> _Problem details_:
The entries below are to be repeated verbatim, in full.

Saved data entries
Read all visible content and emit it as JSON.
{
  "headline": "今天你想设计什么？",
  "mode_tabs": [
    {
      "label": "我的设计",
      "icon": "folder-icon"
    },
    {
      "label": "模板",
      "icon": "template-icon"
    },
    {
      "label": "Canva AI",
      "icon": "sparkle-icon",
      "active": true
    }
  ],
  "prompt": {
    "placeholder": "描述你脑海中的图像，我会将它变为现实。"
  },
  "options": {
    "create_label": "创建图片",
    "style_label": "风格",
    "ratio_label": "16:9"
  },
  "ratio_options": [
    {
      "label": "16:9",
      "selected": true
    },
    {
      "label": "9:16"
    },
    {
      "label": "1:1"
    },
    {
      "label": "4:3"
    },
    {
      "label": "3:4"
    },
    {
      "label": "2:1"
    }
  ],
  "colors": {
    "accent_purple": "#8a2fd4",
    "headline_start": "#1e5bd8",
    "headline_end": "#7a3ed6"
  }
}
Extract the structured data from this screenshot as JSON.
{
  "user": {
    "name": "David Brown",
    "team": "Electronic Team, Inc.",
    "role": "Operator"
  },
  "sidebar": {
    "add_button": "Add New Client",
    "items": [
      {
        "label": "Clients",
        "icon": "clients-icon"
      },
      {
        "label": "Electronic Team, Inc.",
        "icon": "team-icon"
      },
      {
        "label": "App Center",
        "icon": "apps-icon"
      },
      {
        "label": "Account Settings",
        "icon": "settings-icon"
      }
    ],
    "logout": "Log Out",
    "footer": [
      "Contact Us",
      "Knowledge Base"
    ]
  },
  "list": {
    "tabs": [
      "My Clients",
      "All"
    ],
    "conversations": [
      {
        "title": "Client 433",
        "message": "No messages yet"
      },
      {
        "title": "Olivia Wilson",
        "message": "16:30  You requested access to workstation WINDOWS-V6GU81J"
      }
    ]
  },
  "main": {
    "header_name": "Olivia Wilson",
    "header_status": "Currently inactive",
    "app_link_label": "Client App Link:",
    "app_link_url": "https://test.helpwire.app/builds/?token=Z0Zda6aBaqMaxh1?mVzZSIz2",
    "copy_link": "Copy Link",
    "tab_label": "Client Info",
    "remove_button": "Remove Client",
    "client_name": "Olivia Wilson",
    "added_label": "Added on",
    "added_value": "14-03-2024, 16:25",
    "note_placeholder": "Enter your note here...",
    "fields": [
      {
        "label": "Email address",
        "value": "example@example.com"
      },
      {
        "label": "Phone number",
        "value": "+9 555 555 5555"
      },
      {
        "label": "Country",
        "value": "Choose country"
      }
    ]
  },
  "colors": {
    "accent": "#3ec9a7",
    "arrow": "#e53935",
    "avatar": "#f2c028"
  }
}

> _Answer space_:
Read all visible content and emit it as JSON.
{
  "headline": "今天你想设计什么？",
  "mode_tabs": [
    {
      "label": "我的设计",
      "icon": "folder-icon"
    },
    {
      "label": "模板",
      "icon": "template-icon"
    },
    {
      "label": "Canva AI",
      "icon": "sparkle-icon",
      "active": true
    }
  ],
  "prompt": {
    "placeholder": "描述你脑海中的图像，我会将它变为现实。"
  },
  "options": {
    "create_label": "创建图片",
    "style_label": "风格",
    "ratio_label": "16:9"
  },
  "ratio_options": [
    {
      "label": "16:9",
      "selected": true
    },
    {
      "label": "9:16"
    },
    {
      "label": "1:1"
    },
    {
      "label": "4:3"
    },
    {
      "label": "3:4"
    },
    {
      "label": "2:1"
    }
  ],
  "colors": {
    "accent_purple": "#8a2fd4",
    "headline_start": "#1e5bd8",
    "headline_end": "#7a3ed6"
  }
}
Extract the structured data from this screenshot as JSON.
{
  "user": {
    "name": "David Brown",
    "team": "Electronic Team, Inc.",
    "role": "Operator"
  },
  "sidebar": {
    "add_button": "Add New Client",
    "items": [
      {
        "label": "Clients",
        "icon": "clients-icon"
      },
      {
        "label": "Electronic Team, Inc.",
        "icon": "team-icon"
      },
      {
        "label": "App Center",
        "icon": "apps-icon"
      },
      {
        "label": "Account Settings",
        "icon": "settings-icon"
      }
    ],
    "logout": "Log Out",
    "footer": [
      "Contact Us",
      "Knowledge Base"
    ]
  },
  "list": {
    "tabs": [
      "My Clients",
      "All"
    ],
    "conversations": [
      {
        "title": "Client 433",
        "message": "No messages yet"
      },
      {
        "title": "Olivia Wilson",
        "message": "16:30  You requested access to workstation WINDOWS-V6GU81J"
      }
    ]
  },
  "main": {
    "header_name": "Olivia Wilson",
    "header_status": "Currently inactive",
    "app_link_label": "Client App Link:",
    "app_link_url": "https://test.helpwire.app/builds/?token=Z0Zda6aBaqMaxh1?mVzZSIz2",
    "copy_link": "Copy Link",
    "tab_label": "Client Info",
    "remove_button": "Remove Client",
    "client_name": "Olivia Wilson",
    "added_label": "Added on",
    "added_value": "14-03-2024, 16:25",
    "note_placeholder": "Enter your note here...",
    "fields": [
      {
        "label": "Email address",
        "value": "example@example.com"
      },
      {
        "label": "Phone number",
        "value": "+9 555 555 5555"
      },
      {
        "label": "Country",
        "value": "Choose country"
      }
    ]
  },
  "colors": {
    "accent": "#3ec9a7",
    "arrow": "#e53935",
    "avatar": "#f2c028"
  }
}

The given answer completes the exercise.